[Dataset records]
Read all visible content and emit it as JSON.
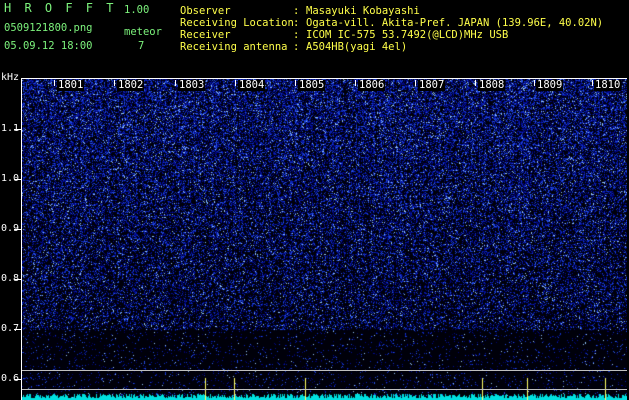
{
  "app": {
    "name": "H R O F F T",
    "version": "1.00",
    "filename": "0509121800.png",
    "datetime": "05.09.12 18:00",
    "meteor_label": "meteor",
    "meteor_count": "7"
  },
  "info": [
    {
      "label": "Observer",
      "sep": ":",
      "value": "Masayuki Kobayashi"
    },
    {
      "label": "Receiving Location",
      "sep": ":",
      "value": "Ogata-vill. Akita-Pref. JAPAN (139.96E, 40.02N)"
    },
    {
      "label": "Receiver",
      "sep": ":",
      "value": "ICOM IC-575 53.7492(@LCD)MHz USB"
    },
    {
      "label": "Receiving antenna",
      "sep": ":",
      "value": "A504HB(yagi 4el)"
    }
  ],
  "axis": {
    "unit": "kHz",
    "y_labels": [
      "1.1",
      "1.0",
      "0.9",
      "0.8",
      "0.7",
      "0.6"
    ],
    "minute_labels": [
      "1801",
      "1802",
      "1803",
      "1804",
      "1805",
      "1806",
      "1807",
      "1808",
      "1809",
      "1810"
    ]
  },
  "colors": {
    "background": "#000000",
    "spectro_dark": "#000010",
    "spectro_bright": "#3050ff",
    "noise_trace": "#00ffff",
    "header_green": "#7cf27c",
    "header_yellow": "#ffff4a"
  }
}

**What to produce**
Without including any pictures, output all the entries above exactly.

**Answer section**
Read all visible content and emit it as JSON.
{
  "app": {
    "name": "H R O F F T",
    "version": "1.00",
    "filename": "0509121800.png",
    "datetime": "05.09.12 18:00",
    "meteor_label": "meteor",
    "meteor_count": "7"
  },
  "info": [
    {
      "label": "Observer",
      "sep": ":",
      "value": "Masayuki Kobayashi"
    },
    {
      "label": "Receiving Location",
      "sep": ":",
      "value": "Ogata-vill. Akita-Pref. JAPAN (139.96E, 40.02N)"
    },
    {
      "label": "Receiver",
      "sep": ":",
      "value": "ICOM IC-575 53.7492(@LCD)MHz USB"
    },
    {
      "label": "Receiving antenna",
      "sep": ":",
      "value": "A504HB(yagi 4el)"
    }
  ],
  "axis": {
    "unit": "kHz",
    "y_labels": [
      "1.1",
      "1.0",
      "0.9",
      "0.8",
      "0.7",
      "0.6"
    ],
    "minute_labels": [
      "1801",
      "1802",
      "1803",
      "1804",
      "1805",
      "1806",
      "1807",
      "1808",
      "1809",
      "1810"
    ]
  },
  "colors": {
    "background": "#000000",
    "spectro_dark": "#000010",
    "spectro_bright": "#3050ff",
    "noise_trace": "#00ffff",
    "header_green": "#7cf27c",
    "header_yellow": "#ffff4a"
  }
}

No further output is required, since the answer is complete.